The Syrian National Coalition's assumption of the regime's seat at the Arab League yesterday accomplished little practically but symbolically it represents a bodkin in Bashar al-Assad's side. He has now been officially informed that the Sunni Arab world is united against him and is preparing for a future Syria without him. By definition this isolates him further and makes him reliant solely on Iran as a regional patron, financier, arms dealer, and military subcontractor. (It won't have escaped Hezbollah's attention that the current presidency of the Arab League Council belongs to Lebanon, whose government has just collapsed because of the Syrian crisis.)
The decision also quietly undermined one of the recently floated goals of Assad's next strategy for trying to crush the rebellion, a strategy that is wedded to the regime's slow-motion metamorphosis from a conventional military force to a network of sectarian militias. That is, to revivify the ‘resistance ideology - historically a joint Sunni-Shiite project waged at the international level against Israel and the United States - into a rallying cry for Syrian nationalism. This is what the Grand Mufti Ahmad Hassoun's seemingly bizarre call for Assadist holy war a few weeks ago amounted to. The Arab League's emplacement of the Coalition was a deft counterstroke.
Yet the background to this apparent display of unity was fraught. Coalition chairman Ahmed Moaz al-Khatib had resigned just 48 hours prior to the Arab League summit because, as Fawaz Tello points out, he could not stomach being a figurehead for a Muslim Brotherhood power grab. (Tello is the man who convinced Khatib to go into politics in the first place.)
When the Coalition was formed last November, I wrote that it was more or less a reboot of the discredited Syrian National Council (SNC), which had been both blindsided and reassured by its Qatari sponsors at the Doha conference that gave rise to the Coalition. Because SNC had utterly lost the confidence of the State Department, which wanted the opposition to become more inclusive of women and minorities, Qatar was forced go along with the Riad Seif's U.S.-underwritten Syrian National Initiative, which aimed to create a new oppositional body that could be recognized by the West. Yet Qatar made the Brotherhood a promise that the latter would still occupy a role in the emergent organization that was somewhere between primus inter pares and kingmaker. So far, that promise has been fulfilled.

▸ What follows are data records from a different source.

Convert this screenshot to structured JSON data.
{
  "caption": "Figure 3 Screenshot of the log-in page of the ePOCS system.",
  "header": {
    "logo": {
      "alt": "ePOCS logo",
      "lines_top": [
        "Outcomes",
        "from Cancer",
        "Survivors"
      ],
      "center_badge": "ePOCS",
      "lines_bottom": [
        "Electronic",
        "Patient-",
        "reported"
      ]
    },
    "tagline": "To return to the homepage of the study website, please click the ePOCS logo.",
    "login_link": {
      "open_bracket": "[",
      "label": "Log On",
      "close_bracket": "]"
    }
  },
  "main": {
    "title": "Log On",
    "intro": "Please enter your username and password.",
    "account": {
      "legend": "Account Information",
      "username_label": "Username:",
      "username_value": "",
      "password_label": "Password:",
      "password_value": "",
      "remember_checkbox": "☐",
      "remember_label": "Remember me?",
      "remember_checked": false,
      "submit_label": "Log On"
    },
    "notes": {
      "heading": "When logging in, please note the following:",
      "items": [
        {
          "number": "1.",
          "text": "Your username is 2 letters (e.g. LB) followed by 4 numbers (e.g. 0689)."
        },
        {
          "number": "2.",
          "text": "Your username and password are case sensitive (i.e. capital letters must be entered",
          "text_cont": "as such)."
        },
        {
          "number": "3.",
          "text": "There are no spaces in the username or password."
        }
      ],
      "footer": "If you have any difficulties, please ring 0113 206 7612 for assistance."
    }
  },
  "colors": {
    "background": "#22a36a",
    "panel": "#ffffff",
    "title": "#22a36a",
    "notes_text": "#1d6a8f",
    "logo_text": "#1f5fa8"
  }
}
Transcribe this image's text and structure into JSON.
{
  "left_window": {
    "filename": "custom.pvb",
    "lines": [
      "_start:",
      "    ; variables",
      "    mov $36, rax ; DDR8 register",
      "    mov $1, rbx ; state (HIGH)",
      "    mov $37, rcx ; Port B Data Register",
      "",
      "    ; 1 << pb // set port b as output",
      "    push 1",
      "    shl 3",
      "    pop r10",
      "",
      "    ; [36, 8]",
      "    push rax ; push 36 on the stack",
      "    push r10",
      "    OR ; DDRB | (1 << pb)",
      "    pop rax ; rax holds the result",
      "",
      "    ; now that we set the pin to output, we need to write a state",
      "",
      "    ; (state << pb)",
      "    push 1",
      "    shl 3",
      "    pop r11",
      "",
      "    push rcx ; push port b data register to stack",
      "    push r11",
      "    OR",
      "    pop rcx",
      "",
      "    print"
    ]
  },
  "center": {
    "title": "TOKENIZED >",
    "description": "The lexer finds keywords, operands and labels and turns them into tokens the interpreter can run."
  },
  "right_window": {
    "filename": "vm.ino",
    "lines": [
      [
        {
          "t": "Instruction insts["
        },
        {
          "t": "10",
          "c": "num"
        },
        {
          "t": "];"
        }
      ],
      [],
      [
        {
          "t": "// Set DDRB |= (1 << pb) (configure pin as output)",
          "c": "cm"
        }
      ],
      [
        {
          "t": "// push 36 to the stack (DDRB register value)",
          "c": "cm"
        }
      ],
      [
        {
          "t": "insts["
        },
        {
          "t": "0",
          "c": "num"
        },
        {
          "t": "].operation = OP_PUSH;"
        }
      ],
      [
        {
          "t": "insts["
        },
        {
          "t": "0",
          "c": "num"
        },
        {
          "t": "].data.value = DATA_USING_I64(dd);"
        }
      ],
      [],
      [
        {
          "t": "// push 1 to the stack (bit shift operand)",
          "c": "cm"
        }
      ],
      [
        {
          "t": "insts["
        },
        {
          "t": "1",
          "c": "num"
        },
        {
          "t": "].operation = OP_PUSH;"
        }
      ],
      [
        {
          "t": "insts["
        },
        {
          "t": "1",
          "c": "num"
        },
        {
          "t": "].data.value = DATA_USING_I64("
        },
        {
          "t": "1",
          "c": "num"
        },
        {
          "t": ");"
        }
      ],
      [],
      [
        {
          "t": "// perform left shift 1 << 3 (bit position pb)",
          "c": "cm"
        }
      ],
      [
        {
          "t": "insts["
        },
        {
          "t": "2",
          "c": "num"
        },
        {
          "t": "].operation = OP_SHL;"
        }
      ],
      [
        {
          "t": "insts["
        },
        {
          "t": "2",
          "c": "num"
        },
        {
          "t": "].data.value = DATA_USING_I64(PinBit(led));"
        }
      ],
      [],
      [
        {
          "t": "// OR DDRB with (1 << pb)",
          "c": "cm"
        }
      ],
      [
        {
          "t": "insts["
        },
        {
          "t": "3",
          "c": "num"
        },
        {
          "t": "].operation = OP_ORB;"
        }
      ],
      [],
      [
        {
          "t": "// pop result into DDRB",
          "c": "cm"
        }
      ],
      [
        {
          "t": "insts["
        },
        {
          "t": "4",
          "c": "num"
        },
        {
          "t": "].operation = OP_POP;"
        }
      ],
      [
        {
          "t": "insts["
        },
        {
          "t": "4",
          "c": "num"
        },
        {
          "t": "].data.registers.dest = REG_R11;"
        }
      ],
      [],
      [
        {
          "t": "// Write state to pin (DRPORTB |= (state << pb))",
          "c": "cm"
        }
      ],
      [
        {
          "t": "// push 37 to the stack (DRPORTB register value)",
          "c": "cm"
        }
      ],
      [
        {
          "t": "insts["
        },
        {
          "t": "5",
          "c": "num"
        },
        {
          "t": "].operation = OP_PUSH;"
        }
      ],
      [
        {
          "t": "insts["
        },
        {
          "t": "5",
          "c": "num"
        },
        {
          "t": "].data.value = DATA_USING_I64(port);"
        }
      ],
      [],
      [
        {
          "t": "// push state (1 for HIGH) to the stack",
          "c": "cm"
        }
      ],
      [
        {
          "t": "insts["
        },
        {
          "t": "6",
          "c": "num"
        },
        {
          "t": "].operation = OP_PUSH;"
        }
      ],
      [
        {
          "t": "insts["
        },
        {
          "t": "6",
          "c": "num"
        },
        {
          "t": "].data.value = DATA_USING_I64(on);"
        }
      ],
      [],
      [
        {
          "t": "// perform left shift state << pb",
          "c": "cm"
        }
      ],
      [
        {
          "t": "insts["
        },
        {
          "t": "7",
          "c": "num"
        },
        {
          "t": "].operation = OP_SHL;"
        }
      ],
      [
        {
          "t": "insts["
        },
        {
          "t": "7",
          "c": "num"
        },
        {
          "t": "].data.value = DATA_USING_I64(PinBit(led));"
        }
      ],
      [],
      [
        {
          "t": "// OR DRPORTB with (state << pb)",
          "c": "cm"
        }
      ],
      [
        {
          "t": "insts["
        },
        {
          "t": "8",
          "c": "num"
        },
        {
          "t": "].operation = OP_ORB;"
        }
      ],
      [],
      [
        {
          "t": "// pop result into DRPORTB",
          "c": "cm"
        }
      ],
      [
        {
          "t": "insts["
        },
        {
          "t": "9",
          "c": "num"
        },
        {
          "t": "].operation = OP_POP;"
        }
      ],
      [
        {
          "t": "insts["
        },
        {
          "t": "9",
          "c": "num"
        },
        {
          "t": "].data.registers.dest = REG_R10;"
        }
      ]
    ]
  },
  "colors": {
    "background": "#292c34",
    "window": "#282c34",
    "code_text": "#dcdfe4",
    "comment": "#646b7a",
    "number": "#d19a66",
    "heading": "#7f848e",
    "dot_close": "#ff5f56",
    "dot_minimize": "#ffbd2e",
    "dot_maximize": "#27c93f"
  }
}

The Coalition's new interim prime minister, Ghassan Hitto, may or may not be "more Texan than Muslim Brotherhood," as Robert Ford cutely phrased it, but the dozen or so independents who quit the organization over his ‘election' (just 48 members out of 63 voted; 35 in favor) is worrying in itself.
The regime at this point hardly needs to depict its enemies as Islamists when a third of its enemies does that time and again by voting with their feet. In announcing the "freezing" of her membership, Vice President Suheir Atassi attributed her decision to "the failure of organizational work and the lack of professionalism." That, and no doubt the Brotherhood's recent foretaste of how it intends to treat women in post-revolutionary Egypt, was enough to give a longstanding Syrian feminist reservations about being window-dressing for ideologues. Atassi rejoined the Coalition, likely for reasons similar to those of Khatib himself. At the Arab League, these two disgruntled Coalition executives made a good show of solidarity, but there is no reason to suspect that beneath the surface, the same problems remain.
Indeed, whatever happened prior to the summit to coax Khatib into effectively un-resigning, the figure he cut yesterday was impressive and statesmanlike. It also revealed the true intent behind his much-scrutinized offer to negotiate with the regime - his first declaration of independence from the Coalition. As liberal dissident Ammar Abdulhamid noted at the time, this was never designed to replace the military dimension of the revolution but only complement it with a knight's move of forcing Assad and his Iranian and Russian backers to reject their own oft-cited desire for dialogue. "Do you really want to talk?" was a question to which Khatib already knew the answer. His call yesterday for NATO to use its Patriot missile batteries to enforce a no-fly zone over northern Syria - not merely protect Turkey from aerial encroachments - also demonstrates that he is still prepared to embarrass United States for failing to intervene militarily in Syria. Too many ‘red lines', he had said a week ago in announcing his resignation, have already been crossed.